- Directions -
Lines with the string "HdEh" in the data below: report how many there are, and write nothing but the number.
[[ Data in this exercise, beginning ]]
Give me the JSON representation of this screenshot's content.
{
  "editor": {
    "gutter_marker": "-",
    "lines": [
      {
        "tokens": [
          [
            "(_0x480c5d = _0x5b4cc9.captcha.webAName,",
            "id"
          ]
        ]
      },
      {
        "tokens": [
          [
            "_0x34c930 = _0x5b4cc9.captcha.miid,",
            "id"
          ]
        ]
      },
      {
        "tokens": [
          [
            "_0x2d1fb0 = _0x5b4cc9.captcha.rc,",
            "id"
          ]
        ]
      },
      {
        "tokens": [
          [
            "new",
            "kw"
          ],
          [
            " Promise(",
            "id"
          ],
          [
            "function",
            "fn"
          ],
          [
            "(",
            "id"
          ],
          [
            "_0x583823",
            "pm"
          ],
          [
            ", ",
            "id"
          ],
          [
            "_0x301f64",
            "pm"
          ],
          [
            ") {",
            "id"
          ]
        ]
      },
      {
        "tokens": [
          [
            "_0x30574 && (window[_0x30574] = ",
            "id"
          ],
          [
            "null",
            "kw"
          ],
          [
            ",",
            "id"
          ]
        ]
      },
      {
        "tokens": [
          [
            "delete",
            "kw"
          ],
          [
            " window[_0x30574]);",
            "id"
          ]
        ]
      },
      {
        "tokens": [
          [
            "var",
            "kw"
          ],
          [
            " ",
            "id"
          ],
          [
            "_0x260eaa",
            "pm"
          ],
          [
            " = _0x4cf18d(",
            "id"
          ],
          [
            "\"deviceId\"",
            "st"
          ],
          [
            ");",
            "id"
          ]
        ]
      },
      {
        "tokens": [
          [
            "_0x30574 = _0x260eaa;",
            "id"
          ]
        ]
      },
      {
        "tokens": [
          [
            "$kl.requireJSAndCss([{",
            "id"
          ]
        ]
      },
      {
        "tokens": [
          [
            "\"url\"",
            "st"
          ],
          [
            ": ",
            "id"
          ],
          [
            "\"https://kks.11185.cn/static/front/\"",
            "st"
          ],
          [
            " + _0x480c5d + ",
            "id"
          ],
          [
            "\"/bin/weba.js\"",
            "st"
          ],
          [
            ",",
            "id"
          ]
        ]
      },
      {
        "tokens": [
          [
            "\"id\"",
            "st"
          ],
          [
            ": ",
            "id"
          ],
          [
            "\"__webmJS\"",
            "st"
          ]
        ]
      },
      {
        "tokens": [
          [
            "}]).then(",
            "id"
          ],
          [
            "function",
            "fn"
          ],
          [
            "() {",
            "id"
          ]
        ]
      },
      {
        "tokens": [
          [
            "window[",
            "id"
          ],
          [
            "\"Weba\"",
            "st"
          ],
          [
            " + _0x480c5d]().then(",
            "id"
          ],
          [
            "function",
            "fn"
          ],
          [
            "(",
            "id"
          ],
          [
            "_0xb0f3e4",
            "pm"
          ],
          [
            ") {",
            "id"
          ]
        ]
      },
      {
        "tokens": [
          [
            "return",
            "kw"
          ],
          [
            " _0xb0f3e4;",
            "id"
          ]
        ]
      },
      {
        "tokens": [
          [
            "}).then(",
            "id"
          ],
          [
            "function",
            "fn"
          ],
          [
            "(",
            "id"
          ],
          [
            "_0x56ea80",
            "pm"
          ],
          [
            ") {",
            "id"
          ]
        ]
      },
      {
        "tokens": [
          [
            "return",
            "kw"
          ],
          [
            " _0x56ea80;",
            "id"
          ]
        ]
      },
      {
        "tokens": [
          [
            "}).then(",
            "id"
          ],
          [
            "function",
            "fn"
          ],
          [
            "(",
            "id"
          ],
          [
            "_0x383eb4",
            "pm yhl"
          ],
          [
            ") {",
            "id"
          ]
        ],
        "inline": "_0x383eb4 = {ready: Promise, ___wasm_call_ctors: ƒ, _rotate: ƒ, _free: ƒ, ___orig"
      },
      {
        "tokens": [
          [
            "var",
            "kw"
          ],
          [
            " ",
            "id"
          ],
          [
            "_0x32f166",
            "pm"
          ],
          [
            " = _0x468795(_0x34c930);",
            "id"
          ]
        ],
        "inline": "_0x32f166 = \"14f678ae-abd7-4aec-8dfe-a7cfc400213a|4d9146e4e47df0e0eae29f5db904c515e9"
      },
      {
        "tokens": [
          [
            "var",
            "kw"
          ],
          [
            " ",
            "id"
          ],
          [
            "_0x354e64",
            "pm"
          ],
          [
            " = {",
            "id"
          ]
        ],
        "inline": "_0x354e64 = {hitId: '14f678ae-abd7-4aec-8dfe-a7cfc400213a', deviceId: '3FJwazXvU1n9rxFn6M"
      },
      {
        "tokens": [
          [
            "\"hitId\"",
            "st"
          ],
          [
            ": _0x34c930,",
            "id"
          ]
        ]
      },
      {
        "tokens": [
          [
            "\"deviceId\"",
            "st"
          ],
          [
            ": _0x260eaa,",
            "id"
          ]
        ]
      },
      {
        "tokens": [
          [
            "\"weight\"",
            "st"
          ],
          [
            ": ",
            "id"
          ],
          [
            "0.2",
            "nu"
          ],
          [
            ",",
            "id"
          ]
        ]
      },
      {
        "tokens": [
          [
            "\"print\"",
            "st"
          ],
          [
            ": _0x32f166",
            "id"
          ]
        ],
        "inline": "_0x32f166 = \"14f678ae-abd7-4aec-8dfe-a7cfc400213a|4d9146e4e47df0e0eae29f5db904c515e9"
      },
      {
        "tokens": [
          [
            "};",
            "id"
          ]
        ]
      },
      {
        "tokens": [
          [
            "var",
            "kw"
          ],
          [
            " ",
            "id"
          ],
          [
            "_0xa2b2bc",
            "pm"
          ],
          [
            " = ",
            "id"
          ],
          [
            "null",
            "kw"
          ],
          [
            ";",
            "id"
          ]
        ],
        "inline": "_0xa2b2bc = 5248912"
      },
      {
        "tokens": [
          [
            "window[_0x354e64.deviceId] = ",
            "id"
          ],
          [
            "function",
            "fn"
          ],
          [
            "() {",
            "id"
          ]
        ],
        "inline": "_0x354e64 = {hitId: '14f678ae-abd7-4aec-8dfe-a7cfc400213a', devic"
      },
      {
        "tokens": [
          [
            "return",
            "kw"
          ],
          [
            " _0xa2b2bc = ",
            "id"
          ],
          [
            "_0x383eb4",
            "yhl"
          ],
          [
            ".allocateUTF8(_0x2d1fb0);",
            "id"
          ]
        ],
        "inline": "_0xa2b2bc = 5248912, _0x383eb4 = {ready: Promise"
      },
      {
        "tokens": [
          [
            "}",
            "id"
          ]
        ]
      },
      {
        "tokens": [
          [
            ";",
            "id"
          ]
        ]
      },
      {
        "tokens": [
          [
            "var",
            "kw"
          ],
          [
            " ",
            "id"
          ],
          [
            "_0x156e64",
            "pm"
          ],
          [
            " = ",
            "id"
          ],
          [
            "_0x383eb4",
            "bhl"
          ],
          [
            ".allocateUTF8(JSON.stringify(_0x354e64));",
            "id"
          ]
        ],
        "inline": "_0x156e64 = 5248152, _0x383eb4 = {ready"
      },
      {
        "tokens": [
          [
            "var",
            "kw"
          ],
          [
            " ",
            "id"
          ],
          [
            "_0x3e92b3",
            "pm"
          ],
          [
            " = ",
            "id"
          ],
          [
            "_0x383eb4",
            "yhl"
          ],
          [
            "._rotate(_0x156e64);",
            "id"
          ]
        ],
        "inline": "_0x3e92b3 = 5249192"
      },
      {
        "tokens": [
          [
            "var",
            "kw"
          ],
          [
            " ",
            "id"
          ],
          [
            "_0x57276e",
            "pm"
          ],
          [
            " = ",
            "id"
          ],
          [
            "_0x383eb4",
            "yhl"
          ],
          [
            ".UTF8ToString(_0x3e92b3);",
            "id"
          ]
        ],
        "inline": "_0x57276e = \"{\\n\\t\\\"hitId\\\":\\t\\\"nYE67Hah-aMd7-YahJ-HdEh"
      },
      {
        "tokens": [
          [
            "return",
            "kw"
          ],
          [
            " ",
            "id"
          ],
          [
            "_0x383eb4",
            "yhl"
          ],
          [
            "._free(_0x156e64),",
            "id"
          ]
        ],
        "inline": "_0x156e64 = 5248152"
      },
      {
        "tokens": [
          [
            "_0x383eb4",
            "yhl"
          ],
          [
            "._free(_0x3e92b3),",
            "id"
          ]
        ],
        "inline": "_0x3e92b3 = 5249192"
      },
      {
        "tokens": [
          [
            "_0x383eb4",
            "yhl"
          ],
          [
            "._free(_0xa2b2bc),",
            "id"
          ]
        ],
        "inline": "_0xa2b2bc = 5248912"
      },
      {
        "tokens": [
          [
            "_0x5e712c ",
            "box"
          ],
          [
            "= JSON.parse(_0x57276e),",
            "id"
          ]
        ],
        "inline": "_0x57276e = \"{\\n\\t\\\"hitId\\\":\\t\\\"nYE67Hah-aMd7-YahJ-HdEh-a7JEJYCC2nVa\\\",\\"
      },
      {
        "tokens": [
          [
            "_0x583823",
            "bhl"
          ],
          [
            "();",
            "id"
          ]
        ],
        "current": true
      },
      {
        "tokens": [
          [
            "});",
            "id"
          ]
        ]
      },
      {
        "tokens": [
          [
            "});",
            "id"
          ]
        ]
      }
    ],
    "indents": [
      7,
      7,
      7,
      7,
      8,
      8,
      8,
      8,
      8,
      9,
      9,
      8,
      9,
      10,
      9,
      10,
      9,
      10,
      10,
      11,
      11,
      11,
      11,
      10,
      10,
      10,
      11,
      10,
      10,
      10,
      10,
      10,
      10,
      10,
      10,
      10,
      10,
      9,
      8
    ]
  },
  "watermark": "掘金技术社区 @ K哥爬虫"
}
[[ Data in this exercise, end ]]
- Written solution -
2